Work through the entries below and report how many lines include "kind". The number alone is the answer.
BEGIN DATA LISTING
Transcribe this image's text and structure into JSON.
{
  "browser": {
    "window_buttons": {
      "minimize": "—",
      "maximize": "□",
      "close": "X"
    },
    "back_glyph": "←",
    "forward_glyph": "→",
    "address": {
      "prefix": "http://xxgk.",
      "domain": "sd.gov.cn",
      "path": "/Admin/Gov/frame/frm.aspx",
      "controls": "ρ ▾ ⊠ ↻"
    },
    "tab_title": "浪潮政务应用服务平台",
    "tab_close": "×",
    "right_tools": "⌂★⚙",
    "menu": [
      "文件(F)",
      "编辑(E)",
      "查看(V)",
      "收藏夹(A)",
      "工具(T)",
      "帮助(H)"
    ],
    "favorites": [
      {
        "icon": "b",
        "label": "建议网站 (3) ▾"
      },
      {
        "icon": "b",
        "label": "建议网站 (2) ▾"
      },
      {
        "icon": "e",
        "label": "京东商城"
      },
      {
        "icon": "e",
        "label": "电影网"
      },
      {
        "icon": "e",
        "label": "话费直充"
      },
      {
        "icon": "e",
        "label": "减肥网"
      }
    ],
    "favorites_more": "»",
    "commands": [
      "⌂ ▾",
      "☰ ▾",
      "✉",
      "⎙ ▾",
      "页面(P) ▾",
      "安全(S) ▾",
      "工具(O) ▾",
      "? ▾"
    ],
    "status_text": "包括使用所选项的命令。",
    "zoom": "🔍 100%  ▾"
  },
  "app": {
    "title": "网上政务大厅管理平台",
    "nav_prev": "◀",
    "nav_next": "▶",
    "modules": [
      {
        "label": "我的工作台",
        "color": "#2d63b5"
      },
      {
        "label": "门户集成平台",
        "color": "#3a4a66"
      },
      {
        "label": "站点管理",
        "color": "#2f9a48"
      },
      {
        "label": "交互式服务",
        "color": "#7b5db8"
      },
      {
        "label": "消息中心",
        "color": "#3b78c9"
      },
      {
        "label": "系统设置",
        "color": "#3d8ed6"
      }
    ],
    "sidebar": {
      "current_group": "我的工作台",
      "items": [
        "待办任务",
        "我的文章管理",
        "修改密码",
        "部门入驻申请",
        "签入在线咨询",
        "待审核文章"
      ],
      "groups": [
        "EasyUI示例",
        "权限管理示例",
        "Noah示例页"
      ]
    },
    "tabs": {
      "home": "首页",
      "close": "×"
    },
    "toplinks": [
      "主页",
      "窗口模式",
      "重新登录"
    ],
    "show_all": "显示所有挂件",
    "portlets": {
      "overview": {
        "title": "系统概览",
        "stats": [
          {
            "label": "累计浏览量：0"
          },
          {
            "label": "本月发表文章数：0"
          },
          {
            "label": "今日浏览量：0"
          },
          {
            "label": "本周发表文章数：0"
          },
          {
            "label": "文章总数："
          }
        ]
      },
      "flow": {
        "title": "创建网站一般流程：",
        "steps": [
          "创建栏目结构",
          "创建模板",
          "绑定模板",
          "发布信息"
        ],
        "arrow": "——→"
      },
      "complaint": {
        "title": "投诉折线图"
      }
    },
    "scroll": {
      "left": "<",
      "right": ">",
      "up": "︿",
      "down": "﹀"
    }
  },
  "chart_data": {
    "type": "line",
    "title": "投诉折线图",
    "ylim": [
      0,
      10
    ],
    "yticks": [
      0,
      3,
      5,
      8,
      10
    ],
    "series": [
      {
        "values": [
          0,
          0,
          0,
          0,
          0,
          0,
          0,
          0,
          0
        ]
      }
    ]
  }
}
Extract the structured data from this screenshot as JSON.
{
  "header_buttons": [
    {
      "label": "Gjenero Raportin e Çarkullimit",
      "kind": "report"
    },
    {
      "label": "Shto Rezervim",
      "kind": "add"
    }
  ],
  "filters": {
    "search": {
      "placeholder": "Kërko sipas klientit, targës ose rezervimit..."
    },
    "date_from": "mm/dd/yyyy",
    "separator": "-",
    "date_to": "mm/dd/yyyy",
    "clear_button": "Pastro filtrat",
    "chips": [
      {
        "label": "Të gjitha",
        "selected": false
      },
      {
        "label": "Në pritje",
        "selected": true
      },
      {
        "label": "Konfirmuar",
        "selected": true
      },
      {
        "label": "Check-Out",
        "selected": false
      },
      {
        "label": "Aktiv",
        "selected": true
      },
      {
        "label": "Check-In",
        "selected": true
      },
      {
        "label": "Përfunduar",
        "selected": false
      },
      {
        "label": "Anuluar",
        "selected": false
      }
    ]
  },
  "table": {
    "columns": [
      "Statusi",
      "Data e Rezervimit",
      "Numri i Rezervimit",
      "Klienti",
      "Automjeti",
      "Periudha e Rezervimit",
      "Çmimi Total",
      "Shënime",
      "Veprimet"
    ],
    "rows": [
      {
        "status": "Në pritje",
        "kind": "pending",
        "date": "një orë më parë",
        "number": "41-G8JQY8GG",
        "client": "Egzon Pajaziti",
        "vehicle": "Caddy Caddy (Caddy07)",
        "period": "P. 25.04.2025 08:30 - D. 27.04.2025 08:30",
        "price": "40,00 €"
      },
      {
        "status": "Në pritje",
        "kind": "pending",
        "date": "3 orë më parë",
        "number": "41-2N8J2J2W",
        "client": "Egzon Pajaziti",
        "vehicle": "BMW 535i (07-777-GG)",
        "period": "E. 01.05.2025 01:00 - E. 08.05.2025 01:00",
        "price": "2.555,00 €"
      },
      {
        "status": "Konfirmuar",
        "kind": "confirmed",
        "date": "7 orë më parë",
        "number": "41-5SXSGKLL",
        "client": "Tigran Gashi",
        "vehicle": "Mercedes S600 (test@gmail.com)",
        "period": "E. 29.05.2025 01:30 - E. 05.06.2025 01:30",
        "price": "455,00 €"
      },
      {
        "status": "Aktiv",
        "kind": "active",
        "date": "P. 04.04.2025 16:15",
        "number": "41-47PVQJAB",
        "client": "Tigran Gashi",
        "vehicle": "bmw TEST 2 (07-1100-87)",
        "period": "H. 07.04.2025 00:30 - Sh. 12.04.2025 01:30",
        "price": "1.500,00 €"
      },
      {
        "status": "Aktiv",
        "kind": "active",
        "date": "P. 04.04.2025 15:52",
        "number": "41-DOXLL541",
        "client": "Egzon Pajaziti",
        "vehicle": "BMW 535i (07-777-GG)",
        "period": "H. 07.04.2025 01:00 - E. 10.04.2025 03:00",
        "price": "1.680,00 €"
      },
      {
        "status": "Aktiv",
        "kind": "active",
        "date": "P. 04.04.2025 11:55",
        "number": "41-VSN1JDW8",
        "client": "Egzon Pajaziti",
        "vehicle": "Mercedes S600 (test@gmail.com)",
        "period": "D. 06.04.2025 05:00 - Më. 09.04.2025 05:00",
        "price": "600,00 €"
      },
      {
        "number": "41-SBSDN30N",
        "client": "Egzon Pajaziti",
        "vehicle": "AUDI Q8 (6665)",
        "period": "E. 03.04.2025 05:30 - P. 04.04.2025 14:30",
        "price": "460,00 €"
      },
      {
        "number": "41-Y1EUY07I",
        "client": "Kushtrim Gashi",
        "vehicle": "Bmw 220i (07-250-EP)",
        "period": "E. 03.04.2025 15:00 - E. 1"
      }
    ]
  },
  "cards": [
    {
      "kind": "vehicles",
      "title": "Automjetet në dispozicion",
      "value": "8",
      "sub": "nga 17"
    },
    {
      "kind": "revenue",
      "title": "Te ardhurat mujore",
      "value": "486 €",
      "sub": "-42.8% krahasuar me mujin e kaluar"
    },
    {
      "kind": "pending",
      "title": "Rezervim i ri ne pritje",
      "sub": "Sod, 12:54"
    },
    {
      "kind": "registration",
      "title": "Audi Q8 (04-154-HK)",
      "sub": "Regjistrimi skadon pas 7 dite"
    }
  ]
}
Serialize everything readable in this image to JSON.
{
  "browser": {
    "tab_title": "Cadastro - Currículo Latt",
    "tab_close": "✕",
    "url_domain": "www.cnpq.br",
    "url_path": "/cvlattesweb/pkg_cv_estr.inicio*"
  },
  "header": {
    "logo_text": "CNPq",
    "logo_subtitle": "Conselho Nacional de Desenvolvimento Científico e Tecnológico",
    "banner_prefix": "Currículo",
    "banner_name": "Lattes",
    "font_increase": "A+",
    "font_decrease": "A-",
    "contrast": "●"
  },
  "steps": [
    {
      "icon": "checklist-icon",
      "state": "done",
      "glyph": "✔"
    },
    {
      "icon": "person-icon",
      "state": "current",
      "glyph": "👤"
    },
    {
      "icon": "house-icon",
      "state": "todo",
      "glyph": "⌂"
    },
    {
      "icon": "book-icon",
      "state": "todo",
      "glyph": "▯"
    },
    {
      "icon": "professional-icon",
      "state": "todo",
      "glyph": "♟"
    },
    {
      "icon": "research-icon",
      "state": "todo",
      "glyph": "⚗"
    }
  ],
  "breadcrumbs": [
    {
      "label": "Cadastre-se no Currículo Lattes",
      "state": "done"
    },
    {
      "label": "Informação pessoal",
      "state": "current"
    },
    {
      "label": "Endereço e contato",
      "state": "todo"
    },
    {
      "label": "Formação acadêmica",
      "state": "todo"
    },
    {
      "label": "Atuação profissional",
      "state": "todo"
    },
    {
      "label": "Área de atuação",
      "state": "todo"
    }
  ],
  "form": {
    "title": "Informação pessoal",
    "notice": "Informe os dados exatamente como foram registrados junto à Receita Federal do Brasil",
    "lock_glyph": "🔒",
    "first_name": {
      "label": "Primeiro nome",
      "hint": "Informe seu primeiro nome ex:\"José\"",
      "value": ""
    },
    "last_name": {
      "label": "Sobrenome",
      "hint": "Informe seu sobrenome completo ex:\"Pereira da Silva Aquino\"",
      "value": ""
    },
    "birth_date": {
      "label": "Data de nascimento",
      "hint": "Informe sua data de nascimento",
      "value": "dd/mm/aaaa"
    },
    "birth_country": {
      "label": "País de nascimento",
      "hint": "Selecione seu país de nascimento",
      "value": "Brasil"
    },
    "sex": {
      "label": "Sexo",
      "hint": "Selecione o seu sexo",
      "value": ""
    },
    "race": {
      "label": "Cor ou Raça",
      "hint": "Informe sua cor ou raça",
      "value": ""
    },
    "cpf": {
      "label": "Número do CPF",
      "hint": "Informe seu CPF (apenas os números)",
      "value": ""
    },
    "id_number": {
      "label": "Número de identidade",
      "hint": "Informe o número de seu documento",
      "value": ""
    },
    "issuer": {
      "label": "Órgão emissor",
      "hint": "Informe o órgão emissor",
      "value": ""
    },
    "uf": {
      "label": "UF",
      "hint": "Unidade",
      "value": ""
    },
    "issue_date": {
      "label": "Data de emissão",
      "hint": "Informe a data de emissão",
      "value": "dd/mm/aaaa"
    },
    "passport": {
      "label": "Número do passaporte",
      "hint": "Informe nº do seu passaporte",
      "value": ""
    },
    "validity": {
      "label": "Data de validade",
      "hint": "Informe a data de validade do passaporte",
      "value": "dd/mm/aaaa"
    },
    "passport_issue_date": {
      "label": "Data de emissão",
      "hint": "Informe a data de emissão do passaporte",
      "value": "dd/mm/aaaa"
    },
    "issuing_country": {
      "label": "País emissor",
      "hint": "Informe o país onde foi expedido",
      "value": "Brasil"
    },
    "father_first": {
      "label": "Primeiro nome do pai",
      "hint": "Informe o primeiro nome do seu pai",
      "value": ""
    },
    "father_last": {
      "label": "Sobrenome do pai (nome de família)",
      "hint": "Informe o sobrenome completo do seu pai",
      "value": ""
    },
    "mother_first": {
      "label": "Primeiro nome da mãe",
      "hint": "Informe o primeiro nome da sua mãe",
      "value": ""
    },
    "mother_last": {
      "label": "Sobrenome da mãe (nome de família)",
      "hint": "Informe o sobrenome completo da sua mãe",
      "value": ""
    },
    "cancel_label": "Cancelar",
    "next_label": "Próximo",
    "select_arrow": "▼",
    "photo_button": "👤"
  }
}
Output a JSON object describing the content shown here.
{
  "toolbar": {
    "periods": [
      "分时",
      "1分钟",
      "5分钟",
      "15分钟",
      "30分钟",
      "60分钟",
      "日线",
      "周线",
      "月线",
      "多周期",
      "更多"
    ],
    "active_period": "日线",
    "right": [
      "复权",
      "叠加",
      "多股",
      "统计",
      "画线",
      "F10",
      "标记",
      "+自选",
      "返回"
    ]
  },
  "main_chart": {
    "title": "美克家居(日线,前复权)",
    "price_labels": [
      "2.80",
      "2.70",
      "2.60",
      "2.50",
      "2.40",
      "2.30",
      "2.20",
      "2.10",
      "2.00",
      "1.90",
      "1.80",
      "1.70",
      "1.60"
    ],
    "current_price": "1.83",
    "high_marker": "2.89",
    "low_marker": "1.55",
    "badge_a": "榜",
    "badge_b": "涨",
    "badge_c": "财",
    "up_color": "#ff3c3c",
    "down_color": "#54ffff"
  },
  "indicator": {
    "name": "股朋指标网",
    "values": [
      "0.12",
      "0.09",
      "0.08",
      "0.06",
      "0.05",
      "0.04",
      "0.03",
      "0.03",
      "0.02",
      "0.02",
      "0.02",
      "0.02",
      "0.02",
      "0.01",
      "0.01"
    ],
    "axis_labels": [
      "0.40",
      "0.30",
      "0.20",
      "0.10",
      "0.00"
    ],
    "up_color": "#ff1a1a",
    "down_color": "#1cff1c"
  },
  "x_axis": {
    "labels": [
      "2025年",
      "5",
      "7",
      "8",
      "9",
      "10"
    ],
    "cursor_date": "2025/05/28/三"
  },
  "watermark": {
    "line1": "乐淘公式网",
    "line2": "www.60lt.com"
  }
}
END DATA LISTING
◆ **RESULT**
12